Now celebrating its 18th year in print, the journal provides a forum for discussion and increased understanding of race and society from a range of disciplines, including but not limited to economics, political science, sociology, anthropology, law, communications, public policy, psychology, linguistics, and history.
The spring 2021 issue (18.1)—“Paths to Race Privilege” features Thomas F. Pettigrew on the positive outcomes of desegregated education in the United States, as well as a lively debate between Deniz Uyan and Adam Hochman on the utility and limits of the concept of racialization. Alejandro de la Fuente and Stanley R. Bailey explore contrasting perspectives on racism and racial inequality in Cuba; Mary Pattillo and colleagues examine group identity and political engagement among the Black middle class in Colombia.
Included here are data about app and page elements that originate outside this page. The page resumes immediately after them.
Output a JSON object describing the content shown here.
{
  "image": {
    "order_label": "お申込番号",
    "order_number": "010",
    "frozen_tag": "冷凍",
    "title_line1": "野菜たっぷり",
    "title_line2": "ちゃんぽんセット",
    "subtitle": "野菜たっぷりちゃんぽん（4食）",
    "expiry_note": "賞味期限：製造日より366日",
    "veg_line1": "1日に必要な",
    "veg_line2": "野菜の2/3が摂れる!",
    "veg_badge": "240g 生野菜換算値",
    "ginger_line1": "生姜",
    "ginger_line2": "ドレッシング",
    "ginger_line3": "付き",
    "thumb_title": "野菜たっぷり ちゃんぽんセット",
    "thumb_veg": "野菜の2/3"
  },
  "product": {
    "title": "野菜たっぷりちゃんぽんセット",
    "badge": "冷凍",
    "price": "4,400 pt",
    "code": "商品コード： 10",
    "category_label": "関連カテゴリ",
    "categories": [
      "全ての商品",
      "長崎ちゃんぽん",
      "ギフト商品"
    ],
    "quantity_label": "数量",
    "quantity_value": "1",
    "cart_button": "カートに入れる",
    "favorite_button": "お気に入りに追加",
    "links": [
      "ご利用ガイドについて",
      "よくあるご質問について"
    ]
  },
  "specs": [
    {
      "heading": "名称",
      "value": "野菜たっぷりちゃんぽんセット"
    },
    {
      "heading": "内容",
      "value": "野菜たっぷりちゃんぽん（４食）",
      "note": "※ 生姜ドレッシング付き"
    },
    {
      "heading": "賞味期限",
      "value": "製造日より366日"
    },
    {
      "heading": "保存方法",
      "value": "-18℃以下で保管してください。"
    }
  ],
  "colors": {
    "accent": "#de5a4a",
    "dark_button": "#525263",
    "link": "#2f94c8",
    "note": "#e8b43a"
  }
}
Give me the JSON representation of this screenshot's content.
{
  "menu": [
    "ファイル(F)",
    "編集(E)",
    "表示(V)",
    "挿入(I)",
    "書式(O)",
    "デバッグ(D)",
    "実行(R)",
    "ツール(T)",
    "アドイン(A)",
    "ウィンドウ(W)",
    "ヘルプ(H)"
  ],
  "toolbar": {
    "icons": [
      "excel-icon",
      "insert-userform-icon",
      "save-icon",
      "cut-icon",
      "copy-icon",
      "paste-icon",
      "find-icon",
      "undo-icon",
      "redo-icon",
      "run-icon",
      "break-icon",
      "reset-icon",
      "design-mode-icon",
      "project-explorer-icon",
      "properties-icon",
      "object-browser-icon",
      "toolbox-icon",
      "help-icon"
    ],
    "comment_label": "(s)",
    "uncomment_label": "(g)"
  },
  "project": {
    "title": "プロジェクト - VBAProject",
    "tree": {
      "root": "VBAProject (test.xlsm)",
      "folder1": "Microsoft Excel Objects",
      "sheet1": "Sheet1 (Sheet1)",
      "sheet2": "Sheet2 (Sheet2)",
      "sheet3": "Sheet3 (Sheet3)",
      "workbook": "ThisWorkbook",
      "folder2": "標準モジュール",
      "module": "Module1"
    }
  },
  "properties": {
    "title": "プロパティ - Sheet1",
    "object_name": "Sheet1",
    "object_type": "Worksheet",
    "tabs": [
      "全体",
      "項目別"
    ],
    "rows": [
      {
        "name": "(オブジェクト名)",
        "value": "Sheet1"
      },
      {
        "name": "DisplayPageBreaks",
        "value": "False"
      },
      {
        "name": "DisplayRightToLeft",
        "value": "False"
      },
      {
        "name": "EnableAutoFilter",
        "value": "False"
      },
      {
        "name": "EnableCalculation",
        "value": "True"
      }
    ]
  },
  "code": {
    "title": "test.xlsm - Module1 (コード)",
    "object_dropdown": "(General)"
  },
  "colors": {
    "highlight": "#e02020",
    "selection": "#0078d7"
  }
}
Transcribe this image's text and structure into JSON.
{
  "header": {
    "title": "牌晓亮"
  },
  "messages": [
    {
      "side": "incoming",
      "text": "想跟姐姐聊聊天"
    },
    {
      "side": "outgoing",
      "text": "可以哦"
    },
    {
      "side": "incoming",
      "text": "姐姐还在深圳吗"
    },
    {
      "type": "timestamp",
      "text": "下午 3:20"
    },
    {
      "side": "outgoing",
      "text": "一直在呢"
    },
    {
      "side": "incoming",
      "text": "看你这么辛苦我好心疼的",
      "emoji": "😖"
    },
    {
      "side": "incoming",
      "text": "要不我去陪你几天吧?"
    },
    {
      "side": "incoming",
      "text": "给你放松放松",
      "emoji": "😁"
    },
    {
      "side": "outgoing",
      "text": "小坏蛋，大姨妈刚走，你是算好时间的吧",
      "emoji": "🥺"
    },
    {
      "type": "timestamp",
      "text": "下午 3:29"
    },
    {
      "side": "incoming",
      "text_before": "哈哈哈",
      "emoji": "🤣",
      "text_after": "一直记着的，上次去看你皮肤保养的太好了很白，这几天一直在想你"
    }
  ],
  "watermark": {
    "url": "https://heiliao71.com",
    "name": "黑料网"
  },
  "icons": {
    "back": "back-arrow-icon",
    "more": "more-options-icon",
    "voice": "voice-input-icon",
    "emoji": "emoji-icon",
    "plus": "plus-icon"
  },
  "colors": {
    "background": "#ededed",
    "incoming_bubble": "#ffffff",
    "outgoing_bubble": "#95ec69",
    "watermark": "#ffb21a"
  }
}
Other themes include how professional attire influences the perception of Black men as threatening; predictors and mediators of psychological distress among working-age African Americans; abolitionist possibilities in Black community practices of safety and security; and workplace mobility among racialized public servants in British Columbia.
In the fall 2021 issue (18.2)—“Making, Re-making, and Experiencing Racial Difference”—Larry L. Hunt analyzes the laws of Colonial Virginia, finding that more than 100 years passed before a definitive concept of race was socially-constructed and English lawmakers referred to themselves as White. Dounia Bourabain and Pieter-Paul Verhaeghe explore Philomena Essed’s conceptualization of everyday racism and find that the concept continues to be misinterpreted and misused in academic studies in the social sciences. Christopher Maggio looks at the perception of racial backlash among Black, Asian, and Latinx groups in areas undergoing rapid growth. Matthew Clair engages with Du Boisian sociology to advance a theory of subjectivity that is attuned to the way criminalization reproduces the subjective racial order and that aims to uncover subaltern strategies and visions for transforming the structure of the law and broader society.
Other themes include:
- how discrimination related to perceived legal status is experienced among the Latinx population;
- the racialized differences in how feeling rules are enforced and experienced in LGBTQ resource centers;
- the extent to which self-reported race differs from perceived race within the context of intimate relationships;
- the documentary-making process as a capacity-building tool for returning citizens; and
- questioning the notion that racism is necessarily tied to visible physical markers or “phenotype”.
Published by Cambridge University Press, all Du Bois Review articles are available on Cambridge Core.
Interim Managing Editor: Sara Bruya